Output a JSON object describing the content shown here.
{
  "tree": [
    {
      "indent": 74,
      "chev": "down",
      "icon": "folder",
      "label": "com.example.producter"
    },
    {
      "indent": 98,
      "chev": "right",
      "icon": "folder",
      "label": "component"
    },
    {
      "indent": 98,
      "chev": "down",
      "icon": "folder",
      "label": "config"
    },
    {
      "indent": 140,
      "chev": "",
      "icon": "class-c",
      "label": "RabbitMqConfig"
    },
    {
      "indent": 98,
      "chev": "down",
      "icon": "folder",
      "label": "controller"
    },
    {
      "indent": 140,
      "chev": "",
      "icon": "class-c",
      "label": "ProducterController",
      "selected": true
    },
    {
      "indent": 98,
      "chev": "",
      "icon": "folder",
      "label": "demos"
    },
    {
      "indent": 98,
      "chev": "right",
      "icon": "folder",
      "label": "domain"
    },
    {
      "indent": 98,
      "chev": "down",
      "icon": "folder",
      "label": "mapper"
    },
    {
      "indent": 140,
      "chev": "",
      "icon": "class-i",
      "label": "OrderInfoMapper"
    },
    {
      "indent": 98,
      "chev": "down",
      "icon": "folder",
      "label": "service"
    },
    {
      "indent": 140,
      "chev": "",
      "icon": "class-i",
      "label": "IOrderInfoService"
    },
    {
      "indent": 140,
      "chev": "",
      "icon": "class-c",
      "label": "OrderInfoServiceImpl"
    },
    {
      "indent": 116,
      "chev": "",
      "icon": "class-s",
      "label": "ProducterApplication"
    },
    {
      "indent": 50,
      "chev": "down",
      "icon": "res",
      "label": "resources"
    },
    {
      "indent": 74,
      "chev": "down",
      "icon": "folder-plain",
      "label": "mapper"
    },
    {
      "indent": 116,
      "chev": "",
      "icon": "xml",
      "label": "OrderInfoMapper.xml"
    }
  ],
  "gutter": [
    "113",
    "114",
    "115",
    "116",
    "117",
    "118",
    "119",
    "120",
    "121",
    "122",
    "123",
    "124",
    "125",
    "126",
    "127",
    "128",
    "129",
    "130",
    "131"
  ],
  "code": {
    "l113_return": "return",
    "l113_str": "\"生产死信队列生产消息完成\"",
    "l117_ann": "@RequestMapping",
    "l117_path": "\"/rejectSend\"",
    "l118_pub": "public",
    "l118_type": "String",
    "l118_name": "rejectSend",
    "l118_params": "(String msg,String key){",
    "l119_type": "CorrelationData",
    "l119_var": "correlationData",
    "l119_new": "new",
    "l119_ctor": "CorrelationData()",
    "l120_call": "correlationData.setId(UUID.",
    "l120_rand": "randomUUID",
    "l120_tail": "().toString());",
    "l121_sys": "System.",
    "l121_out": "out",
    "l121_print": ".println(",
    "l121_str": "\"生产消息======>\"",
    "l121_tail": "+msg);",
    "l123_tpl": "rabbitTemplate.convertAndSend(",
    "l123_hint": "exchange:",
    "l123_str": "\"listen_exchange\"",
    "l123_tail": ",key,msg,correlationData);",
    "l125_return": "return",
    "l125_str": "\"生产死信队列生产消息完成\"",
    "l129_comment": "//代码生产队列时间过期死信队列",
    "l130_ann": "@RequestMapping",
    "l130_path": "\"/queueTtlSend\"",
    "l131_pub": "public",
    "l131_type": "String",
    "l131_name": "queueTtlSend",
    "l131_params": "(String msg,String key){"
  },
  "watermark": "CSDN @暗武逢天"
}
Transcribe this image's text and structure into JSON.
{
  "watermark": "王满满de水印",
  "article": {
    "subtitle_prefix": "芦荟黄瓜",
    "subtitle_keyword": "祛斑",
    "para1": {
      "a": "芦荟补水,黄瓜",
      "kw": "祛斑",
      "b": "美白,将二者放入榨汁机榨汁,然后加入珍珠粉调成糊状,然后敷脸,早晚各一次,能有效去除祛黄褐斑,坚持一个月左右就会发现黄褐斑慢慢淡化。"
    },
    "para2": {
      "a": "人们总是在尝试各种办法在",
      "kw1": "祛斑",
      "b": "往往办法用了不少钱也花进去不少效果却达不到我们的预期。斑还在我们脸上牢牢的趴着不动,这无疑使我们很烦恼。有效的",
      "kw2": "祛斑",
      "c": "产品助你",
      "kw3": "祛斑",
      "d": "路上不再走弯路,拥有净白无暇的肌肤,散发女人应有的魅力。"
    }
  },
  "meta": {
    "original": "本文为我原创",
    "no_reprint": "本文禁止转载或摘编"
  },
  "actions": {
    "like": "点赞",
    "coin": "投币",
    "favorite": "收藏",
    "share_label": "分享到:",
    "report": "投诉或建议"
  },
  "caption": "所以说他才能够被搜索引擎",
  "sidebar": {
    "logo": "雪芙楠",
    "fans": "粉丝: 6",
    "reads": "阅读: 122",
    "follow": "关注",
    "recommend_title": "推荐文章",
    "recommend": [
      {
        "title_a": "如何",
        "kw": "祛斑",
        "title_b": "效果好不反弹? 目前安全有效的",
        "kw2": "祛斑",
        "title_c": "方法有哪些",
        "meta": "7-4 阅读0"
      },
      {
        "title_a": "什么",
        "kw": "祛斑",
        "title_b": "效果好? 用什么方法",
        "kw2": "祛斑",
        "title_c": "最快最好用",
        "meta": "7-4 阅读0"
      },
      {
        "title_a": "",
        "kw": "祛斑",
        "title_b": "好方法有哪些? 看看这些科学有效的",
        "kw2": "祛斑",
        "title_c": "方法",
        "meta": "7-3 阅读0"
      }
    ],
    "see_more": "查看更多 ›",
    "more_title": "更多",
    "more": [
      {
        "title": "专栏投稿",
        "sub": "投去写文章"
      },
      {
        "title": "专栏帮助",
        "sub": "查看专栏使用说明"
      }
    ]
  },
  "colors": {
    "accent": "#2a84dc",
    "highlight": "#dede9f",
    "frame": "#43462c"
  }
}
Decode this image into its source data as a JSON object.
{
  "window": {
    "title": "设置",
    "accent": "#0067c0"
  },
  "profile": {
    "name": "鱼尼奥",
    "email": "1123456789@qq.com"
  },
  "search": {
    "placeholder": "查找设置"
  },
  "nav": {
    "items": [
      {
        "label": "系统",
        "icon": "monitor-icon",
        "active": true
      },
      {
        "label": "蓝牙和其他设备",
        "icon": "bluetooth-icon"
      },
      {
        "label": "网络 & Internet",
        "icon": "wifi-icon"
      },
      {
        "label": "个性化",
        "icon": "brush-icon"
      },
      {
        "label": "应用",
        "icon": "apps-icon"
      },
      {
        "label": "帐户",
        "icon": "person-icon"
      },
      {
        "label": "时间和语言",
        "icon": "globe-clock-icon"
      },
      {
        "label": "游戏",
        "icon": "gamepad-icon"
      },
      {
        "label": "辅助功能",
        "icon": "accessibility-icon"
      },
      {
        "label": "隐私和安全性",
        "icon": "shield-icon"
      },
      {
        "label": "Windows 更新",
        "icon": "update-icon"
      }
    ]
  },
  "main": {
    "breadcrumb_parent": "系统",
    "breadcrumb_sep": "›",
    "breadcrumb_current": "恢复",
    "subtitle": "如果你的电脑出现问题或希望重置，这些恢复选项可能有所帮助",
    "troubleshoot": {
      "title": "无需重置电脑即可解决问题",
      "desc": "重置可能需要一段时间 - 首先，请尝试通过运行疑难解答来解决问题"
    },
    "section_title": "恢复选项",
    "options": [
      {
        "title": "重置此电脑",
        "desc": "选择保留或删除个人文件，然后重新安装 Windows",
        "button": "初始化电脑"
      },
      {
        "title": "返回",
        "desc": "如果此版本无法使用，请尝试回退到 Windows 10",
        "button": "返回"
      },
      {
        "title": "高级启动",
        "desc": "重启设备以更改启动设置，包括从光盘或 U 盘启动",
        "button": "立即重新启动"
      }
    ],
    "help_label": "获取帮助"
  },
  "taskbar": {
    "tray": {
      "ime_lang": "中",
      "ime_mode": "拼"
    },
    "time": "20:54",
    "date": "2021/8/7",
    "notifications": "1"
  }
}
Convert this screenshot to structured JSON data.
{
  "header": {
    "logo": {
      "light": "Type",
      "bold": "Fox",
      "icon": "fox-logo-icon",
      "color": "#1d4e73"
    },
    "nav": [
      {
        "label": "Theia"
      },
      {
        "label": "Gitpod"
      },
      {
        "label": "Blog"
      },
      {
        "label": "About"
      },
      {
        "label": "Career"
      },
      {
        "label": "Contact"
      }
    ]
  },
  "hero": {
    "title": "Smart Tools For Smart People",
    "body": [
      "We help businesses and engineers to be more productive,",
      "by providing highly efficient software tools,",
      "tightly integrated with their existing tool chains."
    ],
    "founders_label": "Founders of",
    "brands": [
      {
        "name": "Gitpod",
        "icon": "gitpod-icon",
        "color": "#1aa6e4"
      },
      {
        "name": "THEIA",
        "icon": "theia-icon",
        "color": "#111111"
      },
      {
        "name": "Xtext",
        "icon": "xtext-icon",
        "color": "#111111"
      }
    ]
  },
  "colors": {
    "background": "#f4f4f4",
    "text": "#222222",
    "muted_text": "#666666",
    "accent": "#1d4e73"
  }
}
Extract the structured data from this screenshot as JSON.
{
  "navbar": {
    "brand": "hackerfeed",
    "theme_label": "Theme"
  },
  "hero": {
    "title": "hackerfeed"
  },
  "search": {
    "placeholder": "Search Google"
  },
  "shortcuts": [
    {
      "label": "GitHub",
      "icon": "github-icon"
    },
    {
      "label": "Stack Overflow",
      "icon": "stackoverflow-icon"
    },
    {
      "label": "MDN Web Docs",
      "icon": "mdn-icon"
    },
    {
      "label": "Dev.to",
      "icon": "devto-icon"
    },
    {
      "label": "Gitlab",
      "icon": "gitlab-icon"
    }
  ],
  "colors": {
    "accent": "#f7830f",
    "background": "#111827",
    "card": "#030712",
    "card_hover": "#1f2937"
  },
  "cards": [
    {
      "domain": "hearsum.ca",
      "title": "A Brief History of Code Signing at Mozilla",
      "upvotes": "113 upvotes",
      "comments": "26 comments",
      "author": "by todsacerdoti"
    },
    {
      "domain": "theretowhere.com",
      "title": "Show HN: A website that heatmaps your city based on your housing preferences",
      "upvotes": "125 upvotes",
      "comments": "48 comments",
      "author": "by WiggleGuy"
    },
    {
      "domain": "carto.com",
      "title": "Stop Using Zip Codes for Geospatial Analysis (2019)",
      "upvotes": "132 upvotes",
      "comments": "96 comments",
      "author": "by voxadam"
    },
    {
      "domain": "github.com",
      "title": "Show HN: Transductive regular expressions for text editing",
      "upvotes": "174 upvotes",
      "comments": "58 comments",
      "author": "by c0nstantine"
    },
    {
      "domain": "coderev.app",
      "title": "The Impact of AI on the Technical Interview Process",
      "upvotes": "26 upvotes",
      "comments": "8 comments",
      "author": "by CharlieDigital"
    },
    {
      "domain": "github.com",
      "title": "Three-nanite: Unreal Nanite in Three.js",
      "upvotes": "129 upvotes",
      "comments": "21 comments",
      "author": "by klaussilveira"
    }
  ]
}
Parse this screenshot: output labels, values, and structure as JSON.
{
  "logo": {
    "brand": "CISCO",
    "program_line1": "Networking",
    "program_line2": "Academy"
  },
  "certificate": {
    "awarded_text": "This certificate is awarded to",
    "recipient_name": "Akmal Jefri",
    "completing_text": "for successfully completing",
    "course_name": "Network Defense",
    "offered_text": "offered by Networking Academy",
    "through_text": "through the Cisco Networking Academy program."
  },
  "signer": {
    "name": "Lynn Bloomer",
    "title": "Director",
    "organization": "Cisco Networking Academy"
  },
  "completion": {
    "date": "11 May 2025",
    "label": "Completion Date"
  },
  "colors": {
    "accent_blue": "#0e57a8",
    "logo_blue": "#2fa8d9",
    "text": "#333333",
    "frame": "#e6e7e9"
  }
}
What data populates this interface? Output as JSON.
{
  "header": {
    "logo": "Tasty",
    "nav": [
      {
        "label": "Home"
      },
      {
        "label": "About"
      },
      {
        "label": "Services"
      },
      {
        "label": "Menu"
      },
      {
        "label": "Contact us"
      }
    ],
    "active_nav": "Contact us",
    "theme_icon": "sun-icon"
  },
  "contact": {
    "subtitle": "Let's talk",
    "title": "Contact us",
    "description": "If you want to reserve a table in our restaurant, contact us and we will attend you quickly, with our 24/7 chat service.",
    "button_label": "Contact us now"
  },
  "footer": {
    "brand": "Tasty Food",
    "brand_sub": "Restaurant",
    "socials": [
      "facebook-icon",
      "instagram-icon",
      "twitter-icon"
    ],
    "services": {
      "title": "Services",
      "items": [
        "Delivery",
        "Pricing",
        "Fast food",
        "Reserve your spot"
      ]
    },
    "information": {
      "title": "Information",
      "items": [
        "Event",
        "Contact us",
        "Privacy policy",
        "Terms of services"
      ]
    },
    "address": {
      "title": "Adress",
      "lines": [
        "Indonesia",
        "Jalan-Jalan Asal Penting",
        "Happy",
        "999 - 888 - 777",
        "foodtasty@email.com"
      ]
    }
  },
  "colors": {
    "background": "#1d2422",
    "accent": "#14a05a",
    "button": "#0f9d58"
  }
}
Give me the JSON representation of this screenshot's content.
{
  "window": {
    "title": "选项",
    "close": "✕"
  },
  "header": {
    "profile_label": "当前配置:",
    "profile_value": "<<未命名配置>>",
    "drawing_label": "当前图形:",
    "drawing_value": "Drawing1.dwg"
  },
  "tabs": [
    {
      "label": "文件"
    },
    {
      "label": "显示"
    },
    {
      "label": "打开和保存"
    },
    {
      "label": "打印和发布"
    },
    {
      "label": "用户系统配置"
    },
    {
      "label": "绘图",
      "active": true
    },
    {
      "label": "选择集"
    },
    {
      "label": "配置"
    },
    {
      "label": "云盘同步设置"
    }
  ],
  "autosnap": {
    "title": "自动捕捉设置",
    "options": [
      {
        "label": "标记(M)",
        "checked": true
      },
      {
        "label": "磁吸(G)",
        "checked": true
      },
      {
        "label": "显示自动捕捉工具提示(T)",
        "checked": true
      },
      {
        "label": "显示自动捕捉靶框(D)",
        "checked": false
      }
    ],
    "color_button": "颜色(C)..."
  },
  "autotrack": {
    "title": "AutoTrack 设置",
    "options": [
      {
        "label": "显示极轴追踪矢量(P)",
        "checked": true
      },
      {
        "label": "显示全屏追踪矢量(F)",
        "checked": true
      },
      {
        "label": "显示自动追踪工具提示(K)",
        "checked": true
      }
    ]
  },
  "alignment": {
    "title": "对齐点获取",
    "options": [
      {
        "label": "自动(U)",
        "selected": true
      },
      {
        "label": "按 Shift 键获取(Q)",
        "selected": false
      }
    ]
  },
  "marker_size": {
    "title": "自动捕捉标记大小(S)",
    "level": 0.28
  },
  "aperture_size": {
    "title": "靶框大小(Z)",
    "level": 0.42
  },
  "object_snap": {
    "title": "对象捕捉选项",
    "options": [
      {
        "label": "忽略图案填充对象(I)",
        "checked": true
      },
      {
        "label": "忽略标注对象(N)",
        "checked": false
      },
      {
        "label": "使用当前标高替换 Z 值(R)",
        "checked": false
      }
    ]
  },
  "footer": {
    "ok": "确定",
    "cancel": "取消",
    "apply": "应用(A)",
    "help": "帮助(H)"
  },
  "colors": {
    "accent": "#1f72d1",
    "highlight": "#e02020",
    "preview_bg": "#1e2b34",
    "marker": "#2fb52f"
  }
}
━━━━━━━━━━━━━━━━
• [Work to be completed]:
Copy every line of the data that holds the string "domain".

• [Answer area]:
      "label": "domain"
      "domain": "hearsum.ca",
      "domain": "theretowhere.com",
      "domain": "carto.com",
      "domain": "github.com",
      "domain": "coderev.app",
      "domain": "github.com",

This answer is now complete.